What are the other pool heating alternatives?
If budget or location restraints count you out of the solar pool heating market, don’t despair. Electric and gas heaters can deliver equivalent (or better) results along with some additional advantages not afforded by solar.
Electric pool heat pumps
We generally find the best all-around option to be an electric heat pump. Electric heat pumps have minimal emissions and low running costs, and you can save even more if used in conjunction with any existing solar systems. They are exceptionally efficient systems that suit most backyards.
Electric heat pumps have a long lifespan that makes them better value for money than other systems. Best of all, their performance is not limited by shaded conditions or cooler climates (although exceptional cold will impact any heating system!).
Your other option is a gas heater, which is the fastest way to heat your pool – but not the most economical at this point. Gas heating works in all climate conditions and suits small pools and spas, and where sunlight is limited.
If you already have gas plumbed into your home, the installation and setup will be fuss-free and your pool can be heated in as little as four hours! One warning though: talk to your local pool heating professional before you decide, since the rising price of gas could make these systems too expensive to run for your home.
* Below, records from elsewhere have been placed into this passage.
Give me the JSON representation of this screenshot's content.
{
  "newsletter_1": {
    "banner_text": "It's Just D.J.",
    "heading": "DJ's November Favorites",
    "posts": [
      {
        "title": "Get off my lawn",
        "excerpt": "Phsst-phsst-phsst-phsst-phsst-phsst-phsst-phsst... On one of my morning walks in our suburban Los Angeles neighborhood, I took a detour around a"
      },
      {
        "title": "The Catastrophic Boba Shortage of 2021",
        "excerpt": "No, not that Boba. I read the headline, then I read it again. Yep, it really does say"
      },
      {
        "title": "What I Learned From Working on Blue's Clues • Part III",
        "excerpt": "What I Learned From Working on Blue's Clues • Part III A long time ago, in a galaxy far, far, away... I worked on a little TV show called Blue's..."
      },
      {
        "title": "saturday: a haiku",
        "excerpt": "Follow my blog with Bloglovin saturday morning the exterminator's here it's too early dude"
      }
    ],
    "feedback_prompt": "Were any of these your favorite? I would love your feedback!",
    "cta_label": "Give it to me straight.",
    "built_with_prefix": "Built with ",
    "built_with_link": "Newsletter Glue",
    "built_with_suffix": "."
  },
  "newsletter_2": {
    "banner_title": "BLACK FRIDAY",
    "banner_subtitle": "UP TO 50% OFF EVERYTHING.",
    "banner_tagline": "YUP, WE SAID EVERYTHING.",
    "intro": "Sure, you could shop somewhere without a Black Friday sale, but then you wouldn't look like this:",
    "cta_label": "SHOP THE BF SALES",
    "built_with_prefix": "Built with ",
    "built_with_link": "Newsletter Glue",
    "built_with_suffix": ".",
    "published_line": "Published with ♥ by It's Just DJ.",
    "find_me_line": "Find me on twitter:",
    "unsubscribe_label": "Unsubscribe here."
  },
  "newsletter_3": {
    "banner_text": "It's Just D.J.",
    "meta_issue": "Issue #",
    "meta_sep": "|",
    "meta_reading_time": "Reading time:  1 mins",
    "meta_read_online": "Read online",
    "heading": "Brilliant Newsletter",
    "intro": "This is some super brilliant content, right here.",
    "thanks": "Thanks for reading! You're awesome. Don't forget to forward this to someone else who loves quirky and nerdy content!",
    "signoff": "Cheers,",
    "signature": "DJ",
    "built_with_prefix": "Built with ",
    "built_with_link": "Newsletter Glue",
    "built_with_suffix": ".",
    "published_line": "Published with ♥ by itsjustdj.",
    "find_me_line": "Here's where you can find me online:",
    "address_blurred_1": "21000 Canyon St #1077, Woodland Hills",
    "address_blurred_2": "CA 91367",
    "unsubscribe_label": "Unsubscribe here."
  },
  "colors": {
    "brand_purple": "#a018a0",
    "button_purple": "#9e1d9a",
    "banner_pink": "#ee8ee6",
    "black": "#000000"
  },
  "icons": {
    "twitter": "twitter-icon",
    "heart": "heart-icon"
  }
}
It’s also important that you install the right-sized system for your pool, and that you are aware of the shorter life span of gas heaters compared to solar pool heaters and electric heat pumps.